Can you picture one of the most celebrated ballet dancers of the 20th century and Jackie Kennedy having an affair? Well, in this crazy world you can expect almost anything. According to Globe Magazine Jackie had a secret affair that lasted for years with Soviet-born dancer Rudolf Khametovich Nureyev or “Rudi” as he was commonly known. The Globe says there is a new tell-all book claiming Jackie flew Nureyev to Washington D.C., in 1963, and they soon “plunged into a secret love affair that lasted years.”
But if you have read before about Nureyev and his work, you also know that he remained a closeted gay all the way to his death; which according to info online, made him a hostile and angry man. The truth about Rudolf forced him to keep his relationships a secret but the new claims say he was heard bragging about his conquests with the Kennedy’s that even included RFK.

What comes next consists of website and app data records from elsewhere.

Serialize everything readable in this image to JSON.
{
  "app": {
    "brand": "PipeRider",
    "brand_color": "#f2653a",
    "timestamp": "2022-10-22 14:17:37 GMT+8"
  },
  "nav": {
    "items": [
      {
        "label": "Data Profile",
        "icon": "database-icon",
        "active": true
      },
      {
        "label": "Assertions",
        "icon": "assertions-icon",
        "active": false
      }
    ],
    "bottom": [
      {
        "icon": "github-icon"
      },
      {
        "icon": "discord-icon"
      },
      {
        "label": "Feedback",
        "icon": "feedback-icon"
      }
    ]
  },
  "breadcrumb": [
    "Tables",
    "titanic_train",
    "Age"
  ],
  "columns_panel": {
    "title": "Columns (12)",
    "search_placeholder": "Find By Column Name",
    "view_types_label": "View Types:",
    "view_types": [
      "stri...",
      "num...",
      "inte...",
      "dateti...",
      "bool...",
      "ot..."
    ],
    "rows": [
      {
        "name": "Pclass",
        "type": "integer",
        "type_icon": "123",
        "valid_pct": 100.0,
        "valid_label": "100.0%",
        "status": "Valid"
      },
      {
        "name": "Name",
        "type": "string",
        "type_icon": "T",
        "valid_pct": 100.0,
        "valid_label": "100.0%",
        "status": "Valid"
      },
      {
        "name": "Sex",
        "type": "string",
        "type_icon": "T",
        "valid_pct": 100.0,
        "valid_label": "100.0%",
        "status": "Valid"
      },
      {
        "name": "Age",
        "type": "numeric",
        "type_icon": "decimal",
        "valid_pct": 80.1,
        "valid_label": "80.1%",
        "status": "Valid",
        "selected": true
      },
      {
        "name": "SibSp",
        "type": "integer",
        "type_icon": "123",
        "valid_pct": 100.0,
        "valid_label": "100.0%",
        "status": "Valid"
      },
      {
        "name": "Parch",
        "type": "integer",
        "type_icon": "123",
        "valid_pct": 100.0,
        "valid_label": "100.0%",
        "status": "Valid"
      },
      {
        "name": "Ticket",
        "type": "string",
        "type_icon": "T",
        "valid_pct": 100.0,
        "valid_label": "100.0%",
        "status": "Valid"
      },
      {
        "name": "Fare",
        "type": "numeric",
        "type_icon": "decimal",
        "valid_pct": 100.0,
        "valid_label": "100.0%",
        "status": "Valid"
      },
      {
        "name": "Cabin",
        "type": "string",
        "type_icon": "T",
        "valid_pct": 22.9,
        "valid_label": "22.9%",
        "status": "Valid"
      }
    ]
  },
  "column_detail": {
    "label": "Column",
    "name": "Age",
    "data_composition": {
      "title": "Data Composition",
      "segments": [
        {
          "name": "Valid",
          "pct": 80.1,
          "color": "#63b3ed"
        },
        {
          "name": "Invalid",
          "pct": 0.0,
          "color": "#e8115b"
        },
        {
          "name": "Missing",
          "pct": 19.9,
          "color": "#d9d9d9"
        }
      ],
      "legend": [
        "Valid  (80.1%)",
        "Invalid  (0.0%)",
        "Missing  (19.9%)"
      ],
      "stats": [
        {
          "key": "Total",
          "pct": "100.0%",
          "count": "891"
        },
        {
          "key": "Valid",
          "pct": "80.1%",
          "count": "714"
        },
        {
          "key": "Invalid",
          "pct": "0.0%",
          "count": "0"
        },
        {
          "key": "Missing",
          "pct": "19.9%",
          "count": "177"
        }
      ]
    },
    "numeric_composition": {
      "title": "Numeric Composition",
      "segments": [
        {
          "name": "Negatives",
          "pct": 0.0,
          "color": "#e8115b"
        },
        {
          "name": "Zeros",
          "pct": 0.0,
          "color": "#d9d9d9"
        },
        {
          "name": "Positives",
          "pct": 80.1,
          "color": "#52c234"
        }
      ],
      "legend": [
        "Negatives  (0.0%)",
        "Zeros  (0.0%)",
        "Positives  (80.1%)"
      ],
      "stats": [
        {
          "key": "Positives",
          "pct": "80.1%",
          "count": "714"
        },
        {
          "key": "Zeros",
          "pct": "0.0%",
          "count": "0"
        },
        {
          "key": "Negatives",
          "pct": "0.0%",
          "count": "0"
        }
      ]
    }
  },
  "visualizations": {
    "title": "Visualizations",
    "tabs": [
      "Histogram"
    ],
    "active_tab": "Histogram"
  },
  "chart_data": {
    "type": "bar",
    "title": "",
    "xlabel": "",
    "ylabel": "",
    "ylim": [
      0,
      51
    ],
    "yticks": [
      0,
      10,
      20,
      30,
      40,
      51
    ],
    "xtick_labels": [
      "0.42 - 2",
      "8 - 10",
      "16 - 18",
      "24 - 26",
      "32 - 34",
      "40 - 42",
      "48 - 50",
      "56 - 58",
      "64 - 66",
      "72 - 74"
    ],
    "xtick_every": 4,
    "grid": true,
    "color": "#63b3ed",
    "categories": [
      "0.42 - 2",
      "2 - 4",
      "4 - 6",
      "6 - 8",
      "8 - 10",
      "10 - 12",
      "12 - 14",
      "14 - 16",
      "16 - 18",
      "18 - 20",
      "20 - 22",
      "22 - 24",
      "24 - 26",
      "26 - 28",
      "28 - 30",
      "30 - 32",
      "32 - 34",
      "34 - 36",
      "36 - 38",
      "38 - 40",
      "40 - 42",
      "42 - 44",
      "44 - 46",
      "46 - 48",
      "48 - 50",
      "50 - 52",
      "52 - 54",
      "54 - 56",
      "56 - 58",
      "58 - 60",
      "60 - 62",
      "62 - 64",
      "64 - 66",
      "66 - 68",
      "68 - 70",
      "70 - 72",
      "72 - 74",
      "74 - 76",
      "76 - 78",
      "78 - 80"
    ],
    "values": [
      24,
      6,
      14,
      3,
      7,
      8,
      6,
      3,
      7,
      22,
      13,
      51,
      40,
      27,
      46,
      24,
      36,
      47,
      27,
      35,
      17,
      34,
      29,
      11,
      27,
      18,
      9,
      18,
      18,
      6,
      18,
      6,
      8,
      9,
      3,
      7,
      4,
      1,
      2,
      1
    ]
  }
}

The talented dancer was known also for his brilliant job, his credits on his IMDb profile include works as actor, writer and director. As an actor, some of his work includes playing Romeo in the 1966 Romeo and Juliet, he was Prince Siegfried in the 1967 Schwanensee, he was the Prince Drosselmeyer in the 1968 TV movie The Nutcracker. He was also Basilio in the 1973 Don Quixote, he played Rudolph Valentino in the 1977 Valentino and his last work listed is as Masques de lune in the 1992 TV series Coup de foudre.
Rudolf Nureyev was born March 17, 1938, in Irkutsk, Russia. After graduating from the Leningrad Ballet School, he became a soloist with the Kirov Ballet. He was born, the youngest child and only son to a peasant family of Tartar heritage.
In 1961, he made his London debut at Margot Fonteyn’s yearly gala for the Royal Academy of Dancing. Margot Fonteyn and Nureyev became long-time partners and at the time it was questioned if their astonishing chemistry together could have been more than two talented people working together for the art and their passion. But the truth was reveal when he died of AIDS in 1993 at the age of 55. Nureyev was actually a closeted homosexual at a time when it was considered immoral and even illegal.
What do you make of this? Possible or not a chance?
You can find out more details about Rudolf on the Rudolf Nureyev Foundation here.